**Exercise brief**: Would you print all of the records below exactly, without skipping any?

(Component data from apps and pages)

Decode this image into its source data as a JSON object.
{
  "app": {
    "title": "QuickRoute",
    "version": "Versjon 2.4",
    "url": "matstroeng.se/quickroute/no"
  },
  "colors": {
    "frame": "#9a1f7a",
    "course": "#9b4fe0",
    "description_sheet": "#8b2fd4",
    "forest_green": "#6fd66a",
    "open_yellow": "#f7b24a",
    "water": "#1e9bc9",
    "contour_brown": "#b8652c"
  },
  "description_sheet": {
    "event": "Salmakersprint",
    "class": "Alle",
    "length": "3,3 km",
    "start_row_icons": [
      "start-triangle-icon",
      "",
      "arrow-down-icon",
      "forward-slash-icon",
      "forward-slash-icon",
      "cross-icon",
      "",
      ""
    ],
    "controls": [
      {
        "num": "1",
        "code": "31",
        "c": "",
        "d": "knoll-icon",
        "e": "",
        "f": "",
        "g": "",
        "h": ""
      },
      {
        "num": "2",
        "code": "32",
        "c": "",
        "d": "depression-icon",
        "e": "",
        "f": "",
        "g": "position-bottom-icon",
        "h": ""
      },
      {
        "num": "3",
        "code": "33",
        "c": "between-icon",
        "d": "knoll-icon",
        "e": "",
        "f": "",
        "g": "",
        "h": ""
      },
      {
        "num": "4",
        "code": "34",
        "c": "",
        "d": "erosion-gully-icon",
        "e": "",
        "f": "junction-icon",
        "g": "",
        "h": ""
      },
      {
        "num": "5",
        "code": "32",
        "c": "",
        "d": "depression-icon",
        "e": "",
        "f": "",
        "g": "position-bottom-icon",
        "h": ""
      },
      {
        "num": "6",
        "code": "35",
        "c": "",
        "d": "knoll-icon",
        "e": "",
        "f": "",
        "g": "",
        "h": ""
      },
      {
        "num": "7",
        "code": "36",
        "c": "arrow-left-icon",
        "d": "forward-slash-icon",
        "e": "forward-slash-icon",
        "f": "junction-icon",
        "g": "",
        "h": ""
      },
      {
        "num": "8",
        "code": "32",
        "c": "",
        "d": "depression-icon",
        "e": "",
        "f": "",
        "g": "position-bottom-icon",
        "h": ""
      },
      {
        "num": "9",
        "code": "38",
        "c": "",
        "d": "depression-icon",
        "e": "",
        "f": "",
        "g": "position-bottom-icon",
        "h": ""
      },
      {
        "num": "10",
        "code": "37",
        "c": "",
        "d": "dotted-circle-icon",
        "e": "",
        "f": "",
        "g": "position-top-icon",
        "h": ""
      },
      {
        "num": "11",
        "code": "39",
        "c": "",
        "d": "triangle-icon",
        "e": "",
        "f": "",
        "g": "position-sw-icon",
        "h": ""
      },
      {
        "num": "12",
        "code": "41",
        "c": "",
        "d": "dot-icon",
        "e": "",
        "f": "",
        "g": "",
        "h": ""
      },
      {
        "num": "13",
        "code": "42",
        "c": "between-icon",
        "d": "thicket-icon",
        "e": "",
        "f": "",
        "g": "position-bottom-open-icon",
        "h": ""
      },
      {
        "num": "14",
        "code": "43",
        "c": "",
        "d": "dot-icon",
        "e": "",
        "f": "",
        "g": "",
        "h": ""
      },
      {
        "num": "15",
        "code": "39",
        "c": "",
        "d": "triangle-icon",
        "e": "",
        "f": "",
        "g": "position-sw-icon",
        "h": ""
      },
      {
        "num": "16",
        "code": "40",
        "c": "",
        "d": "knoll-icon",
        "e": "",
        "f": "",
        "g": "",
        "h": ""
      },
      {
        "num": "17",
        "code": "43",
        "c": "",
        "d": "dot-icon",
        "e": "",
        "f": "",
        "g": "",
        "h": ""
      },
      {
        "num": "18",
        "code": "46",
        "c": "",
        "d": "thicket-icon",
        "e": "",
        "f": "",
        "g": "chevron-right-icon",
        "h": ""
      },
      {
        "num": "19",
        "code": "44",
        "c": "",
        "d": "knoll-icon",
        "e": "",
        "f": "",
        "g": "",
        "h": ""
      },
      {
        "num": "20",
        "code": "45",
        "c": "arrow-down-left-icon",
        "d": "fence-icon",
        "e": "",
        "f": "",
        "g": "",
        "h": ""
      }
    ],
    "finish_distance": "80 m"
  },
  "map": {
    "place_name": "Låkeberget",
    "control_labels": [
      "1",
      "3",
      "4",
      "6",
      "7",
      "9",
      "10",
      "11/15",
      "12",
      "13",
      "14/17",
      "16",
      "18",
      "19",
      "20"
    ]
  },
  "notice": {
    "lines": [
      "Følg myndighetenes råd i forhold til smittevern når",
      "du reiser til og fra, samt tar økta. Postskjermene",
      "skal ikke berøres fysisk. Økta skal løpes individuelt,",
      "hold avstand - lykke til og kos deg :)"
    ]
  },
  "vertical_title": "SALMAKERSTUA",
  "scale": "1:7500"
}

**Task response**:
Decode this image into its source data as a JSON object.
{
  "app": {
    "title": "QuickRoute",
    "version": "Versjon 2.4",
    "url": "matstroeng.se/quickroute/no"
  },
  "colors": {
    "frame": "#9a1f7a",
    "course": "#9b4fe0",
    "description_sheet": "#8b2fd4",
    "forest_green": "#6fd66a",
    "open_yellow": "#f7b24a",
    "water": "#1e9bc9",
    "contour_brown": "#b8652c"
  },
  "description_sheet": {
    "event": "Salmakersprint",
    "class": "Alle",
    "length": "3,3 km",
    "start_row_icons": [
      "start-triangle-icon",
      "",
      "arrow-down-icon",
      "forward-slash-icon",
      "forward-slash-icon",
      "cross-icon",
      "",
      ""
    ],
    "controls": [
      {
        "num": "1",
        "code": "31",
        "c": "",
        "d": "knoll-icon",
        "e": "",
        "f": "",
        "g": "",
        "h": ""
      },
      {
        "num": "2",
        "code": "32",
        "c": "",
        "d": "depression-icon",
        "e": "",
        "f": "",
        "g": "position-bottom-icon",
        "h": ""
      },
      {
        "num": "3",
        "code": "33",
        "c": "between-icon",
        "d": "knoll-icon",
        "e": "",
        "f": "",
        "g": "",
        "h": ""
      },
      {
        "num": "4",
        "code": "34",
        "c": "",
        "d": "erosion-gully-icon",
        "e": "",
        "f": "junction-icon",
        "g": "",
        "h": ""
      },
      {
        "num": "5",
        "code": "32",
        "c": "",
        "d": "depression-icon",
        "e": "",
        "f": "",
        "g": "position-bottom-icon",
        "h": ""
      },
      {
        "num": "6",
        "code": "35",
        "c": "",
        "d": "knoll-icon",
        "e": "",
        "f": "",
        "g": "",
        "h": ""
      },
      {
        "num": "7",
        "code": "36",
        "c": "arrow-left-icon",
        "d": "forward-slash-icon",
        "e": "forward-slash-icon",
        "f": "junction-icon",
        "g": "",
        "h": ""
      },
      {
        "num": "8",
        "code": "32",
        "c": "",
        "d": "depression-icon",
        "e": "",
        "f": "",
        "g": "position-bottom-icon",
        "h": ""
      },
      {
        "num": "9",
        "code": "38",
        "c": "",
        "d": "depression-icon",
        "e": "",
        "f": "",
        "g": "position-bottom-icon",
        "h": ""
      },
      {
        "num": "10",
        "code": "37",
        "c": "",
        "d": "dotted-circle-icon",
        "e": "",
        "f": "",
        "g": "position-top-icon",
        "h": ""
      },
      {
        "num": "11",
        "code": "39",
        "c": "",
        "d": "triangle-icon",
        "e": "",
        "f": "",
        "g": "position-sw-icon",
        "h": ""
      },
      {
        "num": "12",
        "code": "41",
        "c": "",
        "d": "dot-icon",
        "e": "",
        "f": "",
        "g": "",
        "h": ""
      },
      {
        "num": "13",
        "code": "42",
        "c": "between-icon",
        "d": "thicket-icon",
        "e": "",
        "f": "",
        "g": "position-bottom-open-icon",
        "h": ""
      },
      {
        "num": "14",
        "code": "43",
        "c": "",
        "d": "dot-icon",
        "e": "",
        "f": "",
        "g": "",
        "h": ""
      },
      {
        "num": "15",
        "code": "39",
        "c": "",
        "d": "triangle-icon",
        "e": "",
        "f": "",
        "g": "position-sw-icon",
        "h": ""
      },
      {
        "num": "16",
        "code": "40",
        "c": "",
        "d": "knoll-icon",
        "e": "",
        "f": "",
        "g": "",
        "h": ""
      },
      {
        "num": "17",
        "code": "43",
        "c": "",
        "d": "dot-icon",
        "e": "",
        "f": "",
        "g": "",
        "h": ""
      },
      {
        "num": "18",
        "code": "46",
        "c": "",
        "d": "thicket-icon",
        "e": "",
        "f": "",
        "g": "chevron-right-icon",
        "h": ""
      },
      {
        "num": "19",
        "code": "44",
        "c": "",
        "d": "knoll-icon",
        "e": "",
        "f": "",
        "g": "",
        "h": ""
      },
      {
        "num": "20",
        "code": "45",
        "c": "arrow-down-left-icon",
        "d": "fence-icon",
        "e": "",
        "f": "",
        "g": "",
        "h": ""
      }
    ],
    "finish_distance": "80 m"
  },
  "map": {
    "place_name": "Låkeberget",
    "control_labels": [
      "1",
      "3",
      "4",
      "6",
      "7",
      "9",
      "10",
      "11/15",
      "12",
      "13",
      "14/17",
      "16",
      "18",
      "19",
      "20"
    ]
  },
  "notice": {
    "lines": [
      "Følg myndighetenes råd i forhold til smittevern når",
      "du reiser til og fra, samt tar økta. Postskjermene",
      "skal ikke berøres fysisk. Økta skal løpes individuelt,",
      "hold avstand - lykke til og kos deg :)"
    ]
  },
  "vertical_title": "SALMAKERSTUA",
  "scale": "1:7500"
}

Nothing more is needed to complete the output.